Jewish Journal

Poll: Nearly 40% of British Jews Would ‘Seriously Consider’ Leaving Country If Corbyn Becomes PM

Screenshot from Twitter.

A recent poll from the Jewish Chronicle found that 40% of British Jewry would “seriously consider” leaving the country if Labour Party leader Jeremy Corbyn ever becomes Britain’s prime minister.

The poll surveyed 710 Jews in Britain from Aug. 12-Sep. 4; 38.55 percent of the respondents said they would “seriously consider emigrating” if Corbyn became prime minister, while 51.71 percent said they would not. An additional 9.74% said they didn’t know.

The demographic most likely to leave Great Britain would be the 35-54-year-old age range, as 50.96% of the respondents in that age range said they would “seriously consider” leaving Britain if Corbyn became prime minister; the demographic least likely to leave would be respondents in the 18-34-year-old age range, as 28.51 percent of respondents in that category said they would seriously consider leaving.

The Jewish Chronicle report noted that the 38.55 percent figure as a massive uptick from 11 percent in January 2015, shortly after an Islamic terrorist murdered four Jews at a kosher supermarket in Paris.

Jewish Leadership Council chair Jonathan Goldstein told the Chronicle that the poll results were “deeply worrying.”

“Our community is open, confident and proud of our traditions, while at the same time also being proud how we are integrated across society and public life,” Goldstein said. “The current difficulties with the Labour leadership serve as a sharp reminder that our values and our people have often needed defending.”

Corbyn and his Labour Party have been mired in accusations of anti-Semitism in recent weeks, which includes unearthed photos of Corbyn laying a wreath at the graves of the 1972 Munich terrorists in 2014 and in 2013 stating that Zionists didn’t understand “English irony.”
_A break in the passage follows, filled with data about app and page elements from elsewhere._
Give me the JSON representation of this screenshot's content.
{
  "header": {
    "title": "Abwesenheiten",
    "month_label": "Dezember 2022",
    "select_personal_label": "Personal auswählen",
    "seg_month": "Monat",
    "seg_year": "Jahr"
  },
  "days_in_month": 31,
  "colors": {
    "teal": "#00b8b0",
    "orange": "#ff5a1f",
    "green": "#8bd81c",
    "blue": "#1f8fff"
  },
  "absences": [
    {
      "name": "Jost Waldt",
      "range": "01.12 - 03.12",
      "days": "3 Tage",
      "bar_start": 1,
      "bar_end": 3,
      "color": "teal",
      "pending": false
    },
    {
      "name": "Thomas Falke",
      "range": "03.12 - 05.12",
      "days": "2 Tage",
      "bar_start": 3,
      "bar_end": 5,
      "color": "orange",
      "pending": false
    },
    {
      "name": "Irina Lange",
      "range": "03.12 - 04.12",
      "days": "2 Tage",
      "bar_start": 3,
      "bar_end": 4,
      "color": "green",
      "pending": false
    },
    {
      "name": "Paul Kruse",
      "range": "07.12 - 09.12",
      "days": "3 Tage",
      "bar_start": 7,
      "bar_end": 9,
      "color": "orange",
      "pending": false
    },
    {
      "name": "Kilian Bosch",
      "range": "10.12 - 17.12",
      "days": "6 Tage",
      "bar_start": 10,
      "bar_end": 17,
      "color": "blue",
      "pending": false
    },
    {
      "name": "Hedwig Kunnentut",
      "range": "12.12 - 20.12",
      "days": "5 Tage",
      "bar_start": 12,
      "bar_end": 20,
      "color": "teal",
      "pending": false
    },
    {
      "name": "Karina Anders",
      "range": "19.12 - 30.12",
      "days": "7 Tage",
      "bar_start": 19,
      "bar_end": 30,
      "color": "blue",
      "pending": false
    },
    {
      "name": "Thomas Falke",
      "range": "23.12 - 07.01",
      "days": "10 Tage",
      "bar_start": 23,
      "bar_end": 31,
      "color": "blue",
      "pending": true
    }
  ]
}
The Labour Party recently adopted the full International Holocaust Remembrance Alliance (IHRA) definition of anti-Semitism, although with the caveat that they supported freedom of speech to criticize Israel, which some Jewish groups thought was unnecessary. Corbyn also attempted to insert language stating that calling Israel’s “policies or the circumstances around its foundation as racist” isn’t anti-Semitic, but the Labour Party rebuffed him.